--- Data extracts Enclosed Below ---
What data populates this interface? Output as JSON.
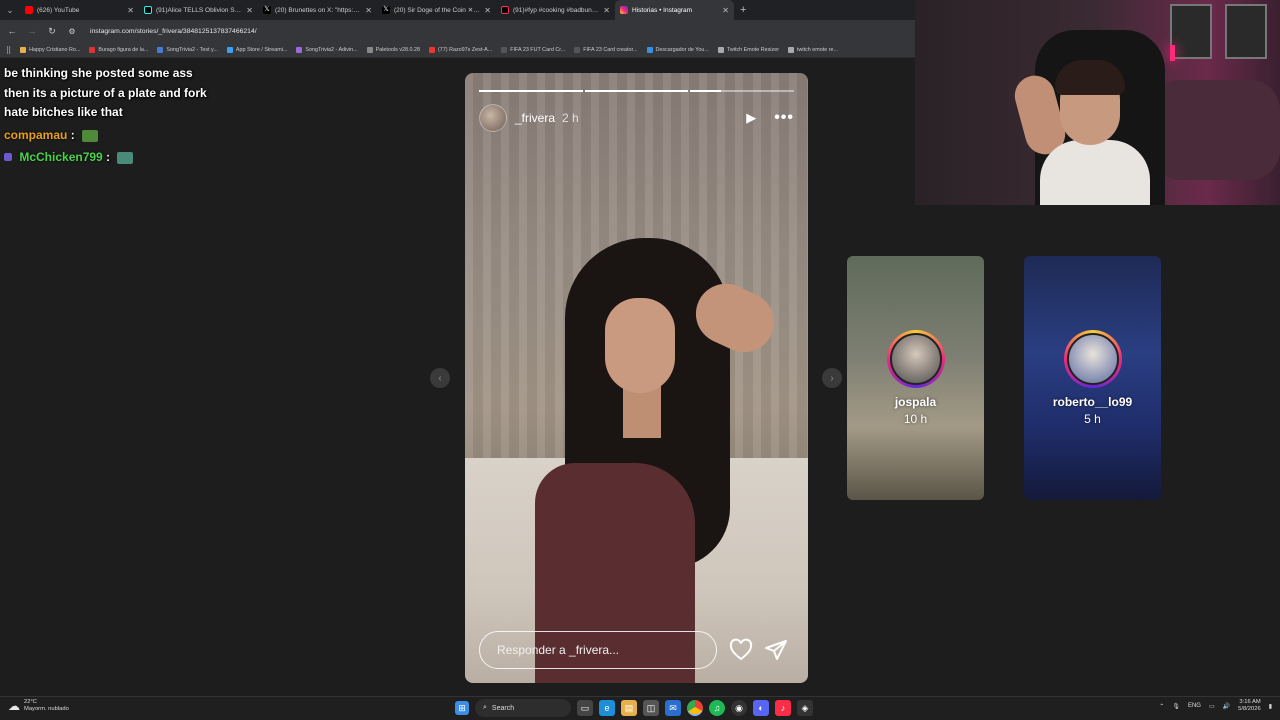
{
  "browser": {
    "tabs": [
      {
        "label": "(626) YouTube",
        "color": "#ff0000"
      },
      {
        "label": "(91)Alice TELLS Oblivion She W...",
        "color": "#111111"
      },
      {
        "label": "(20) Brunettes on X: \"https://t...",
        "color": "#222222"
      },
      {
        "label": "(20) Sir Doge of the Coin ✕ on...",
        "color": "#222222"
      },
      {
        "label": "(91)#fyp #cooking #badbunny...",
        "color": "#111111"
      },
      {
        "label": "Historias • Instagram",
        "color": "#d62976"
      }
    ],
    "url": "instagram.com/stories/_frivera/3848125137837466214/",
    "bookmarks": [
      "Happy Cristiano Ro...",
      "Burago figura de la...",
      "SongTrivia2 - Test y...",
      "App Store / Streami...",
      "SongTrivia2 - Adivin...",
      "Paletools v28.0.28",
      "(77) Razo97s Zest-A...",
      "FIFA 23 FUT Card Cr...",
      "FIFA 23 Card creator...",
      "Descargador de You...",
      "Twitch Emote Resizer",
      "twitch emote re..."
    ]
  },
  "chat": {
    "lines": [
      "be thinking she posted some ass",
      "then its a picture of a plate and fork",
      "hate bitches like that"
    ],
    "messages": [
      {
        "user": "compamau",
        "sep": ":",
        "color": "#e8a01c"
      },
      {
        "user": "McChicken799",
        "sep": ":",
        "color": "#4ad34a"
      }
    ]
  },
  "story": {
    "username": "_frivera",
    "time": "2 h",
    "progress": [
      1,
      1,
      0.3
    ],
    "reply_placeholder": "Responder a _frivera..."
  },
  "next_stories": [
    {
      "username": "jospala",
      "time": "10 h"
    },
    {
      "username": "roberto__lo99",
      "time": "5 h"
    }
  ],
  "taskbar": {
    "temperature": "22°C",
    "weather": "Mayorm. nublado",
    "search": "Search",
    "lang": "ENG",
    "time": "3:16 AM",
    "date": "5/8/2026"
  }
}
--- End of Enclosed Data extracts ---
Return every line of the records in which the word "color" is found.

        "color": "#ff0000"
        "color": "#111111"
        "color": "#222222"
        "color": "#222222"
        "color": "#111111"
        "color": "#d62976"
        "color": "#e8a01c"
        "color": "#4ad34a"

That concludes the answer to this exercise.